▶ _What this task involves_: What lines in the data hold the string "Your"? Show them.

[Interface dataset entries]
# # # # #
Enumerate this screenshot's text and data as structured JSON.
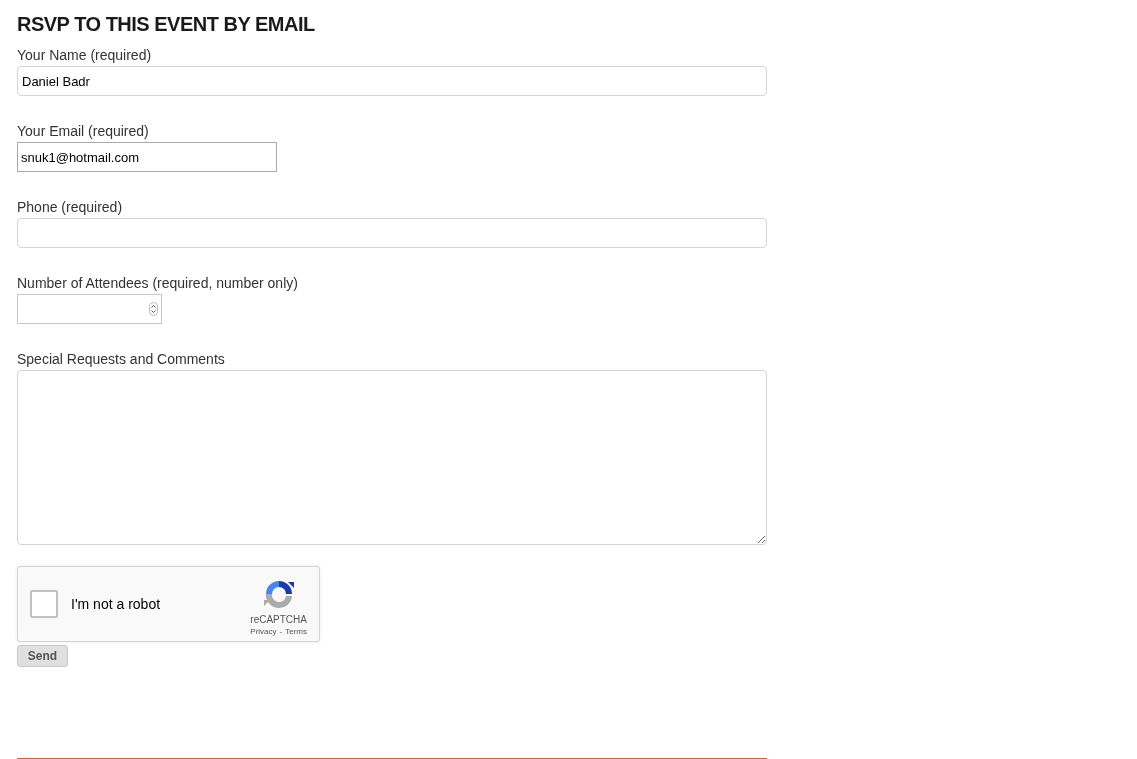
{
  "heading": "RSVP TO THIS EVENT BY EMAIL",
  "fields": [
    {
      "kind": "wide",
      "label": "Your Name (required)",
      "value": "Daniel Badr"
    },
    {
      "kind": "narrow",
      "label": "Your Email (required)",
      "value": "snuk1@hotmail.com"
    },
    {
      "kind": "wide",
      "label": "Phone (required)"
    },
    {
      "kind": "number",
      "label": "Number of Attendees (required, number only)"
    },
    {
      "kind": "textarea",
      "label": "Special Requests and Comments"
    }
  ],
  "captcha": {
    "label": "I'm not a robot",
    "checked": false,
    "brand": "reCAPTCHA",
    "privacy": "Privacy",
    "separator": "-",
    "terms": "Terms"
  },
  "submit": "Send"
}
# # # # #
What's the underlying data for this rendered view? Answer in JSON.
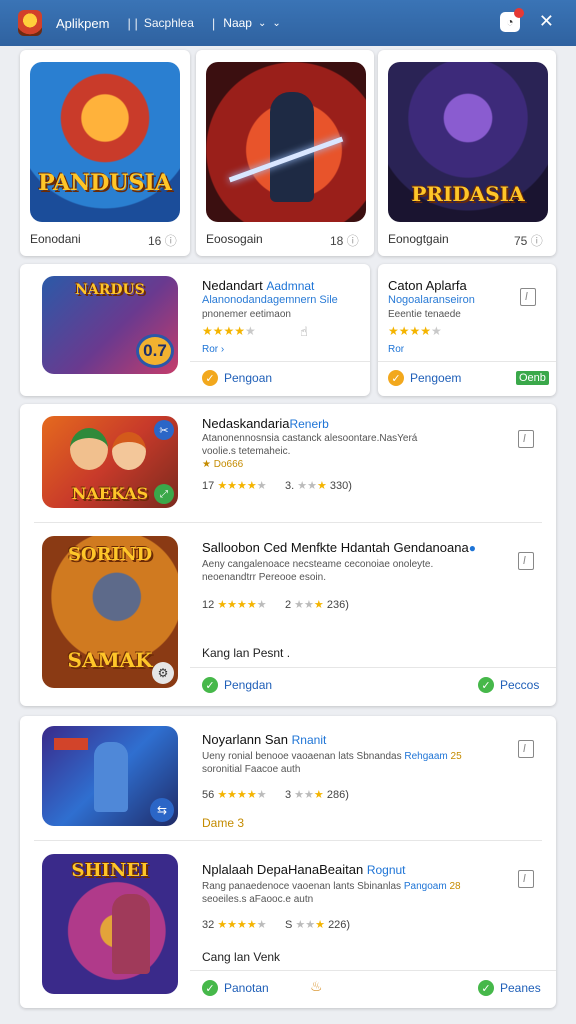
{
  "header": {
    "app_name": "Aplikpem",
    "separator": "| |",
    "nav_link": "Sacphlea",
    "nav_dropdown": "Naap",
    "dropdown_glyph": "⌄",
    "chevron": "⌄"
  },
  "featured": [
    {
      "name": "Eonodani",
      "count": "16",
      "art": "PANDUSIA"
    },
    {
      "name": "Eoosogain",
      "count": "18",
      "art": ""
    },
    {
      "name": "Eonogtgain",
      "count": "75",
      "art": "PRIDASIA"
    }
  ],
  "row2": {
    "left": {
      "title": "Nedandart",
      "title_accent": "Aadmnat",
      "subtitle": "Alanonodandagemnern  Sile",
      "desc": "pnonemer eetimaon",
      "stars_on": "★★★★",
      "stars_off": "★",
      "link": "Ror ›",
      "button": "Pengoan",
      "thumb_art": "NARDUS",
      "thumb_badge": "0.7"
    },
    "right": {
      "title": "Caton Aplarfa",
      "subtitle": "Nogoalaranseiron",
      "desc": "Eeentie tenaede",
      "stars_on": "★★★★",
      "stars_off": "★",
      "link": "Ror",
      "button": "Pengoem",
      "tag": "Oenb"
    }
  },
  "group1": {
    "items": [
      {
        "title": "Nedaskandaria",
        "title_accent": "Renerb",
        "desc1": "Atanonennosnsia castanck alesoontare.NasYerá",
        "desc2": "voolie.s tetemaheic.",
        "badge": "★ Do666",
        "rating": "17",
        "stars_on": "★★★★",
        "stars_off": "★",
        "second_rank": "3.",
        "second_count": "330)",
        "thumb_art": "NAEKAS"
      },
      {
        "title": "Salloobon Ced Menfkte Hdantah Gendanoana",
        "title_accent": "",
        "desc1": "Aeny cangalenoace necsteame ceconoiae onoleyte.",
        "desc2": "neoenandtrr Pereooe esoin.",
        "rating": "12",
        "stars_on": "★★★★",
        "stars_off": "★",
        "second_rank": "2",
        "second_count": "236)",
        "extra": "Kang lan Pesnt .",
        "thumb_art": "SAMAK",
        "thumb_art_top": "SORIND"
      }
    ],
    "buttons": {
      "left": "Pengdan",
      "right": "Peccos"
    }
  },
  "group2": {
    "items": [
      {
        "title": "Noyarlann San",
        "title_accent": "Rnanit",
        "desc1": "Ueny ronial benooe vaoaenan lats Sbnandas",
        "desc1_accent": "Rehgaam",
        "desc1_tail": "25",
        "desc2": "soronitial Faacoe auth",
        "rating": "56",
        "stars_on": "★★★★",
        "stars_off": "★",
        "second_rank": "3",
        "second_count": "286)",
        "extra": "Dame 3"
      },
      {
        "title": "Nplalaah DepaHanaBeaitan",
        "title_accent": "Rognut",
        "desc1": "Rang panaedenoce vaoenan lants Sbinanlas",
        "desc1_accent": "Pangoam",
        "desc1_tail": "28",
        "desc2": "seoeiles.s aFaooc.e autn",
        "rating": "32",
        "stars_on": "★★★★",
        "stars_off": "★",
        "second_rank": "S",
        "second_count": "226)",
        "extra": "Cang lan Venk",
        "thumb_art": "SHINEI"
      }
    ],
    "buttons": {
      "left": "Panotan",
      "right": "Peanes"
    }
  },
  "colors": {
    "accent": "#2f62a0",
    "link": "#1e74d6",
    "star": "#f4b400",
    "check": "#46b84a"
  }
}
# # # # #
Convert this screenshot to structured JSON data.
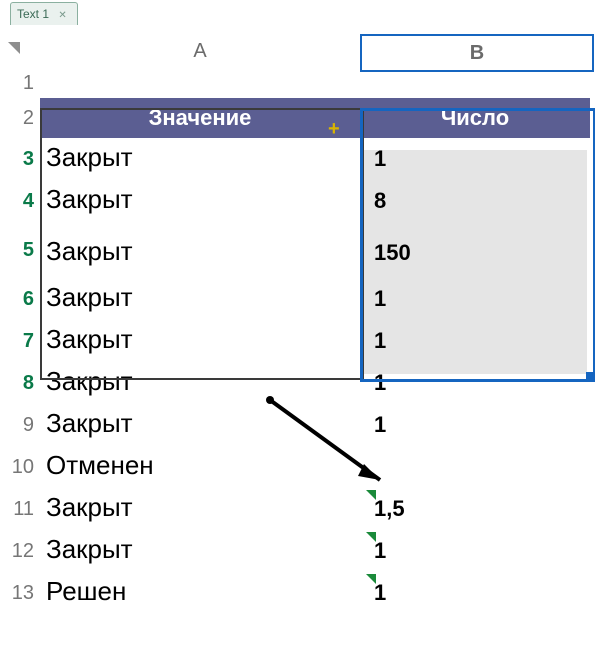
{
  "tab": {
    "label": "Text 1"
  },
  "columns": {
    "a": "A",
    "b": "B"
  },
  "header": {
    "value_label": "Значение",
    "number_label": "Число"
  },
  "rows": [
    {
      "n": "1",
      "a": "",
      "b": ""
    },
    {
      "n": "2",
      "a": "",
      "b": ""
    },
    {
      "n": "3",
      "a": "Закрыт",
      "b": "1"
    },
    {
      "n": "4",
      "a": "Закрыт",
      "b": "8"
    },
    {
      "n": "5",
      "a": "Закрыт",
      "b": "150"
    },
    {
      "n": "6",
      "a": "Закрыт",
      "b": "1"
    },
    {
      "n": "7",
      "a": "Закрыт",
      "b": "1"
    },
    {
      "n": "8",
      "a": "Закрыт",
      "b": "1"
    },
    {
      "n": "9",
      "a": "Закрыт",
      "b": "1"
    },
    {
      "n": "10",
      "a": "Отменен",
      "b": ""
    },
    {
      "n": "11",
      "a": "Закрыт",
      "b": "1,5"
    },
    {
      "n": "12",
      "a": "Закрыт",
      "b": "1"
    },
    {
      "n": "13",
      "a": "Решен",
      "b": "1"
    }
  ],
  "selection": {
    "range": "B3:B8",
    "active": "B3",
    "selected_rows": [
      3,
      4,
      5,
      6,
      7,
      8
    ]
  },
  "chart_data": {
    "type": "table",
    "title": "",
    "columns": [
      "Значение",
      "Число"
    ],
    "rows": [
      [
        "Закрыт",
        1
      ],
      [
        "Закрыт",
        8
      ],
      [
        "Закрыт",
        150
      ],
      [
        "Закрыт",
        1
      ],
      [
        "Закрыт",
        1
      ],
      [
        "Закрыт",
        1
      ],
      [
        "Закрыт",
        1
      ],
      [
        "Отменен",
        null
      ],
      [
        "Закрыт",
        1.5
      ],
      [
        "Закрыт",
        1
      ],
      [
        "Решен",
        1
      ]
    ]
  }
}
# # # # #
▶ _Answer to this exercise_:
      "label": "Your Name (required)",
      "label": "Your Email (required)",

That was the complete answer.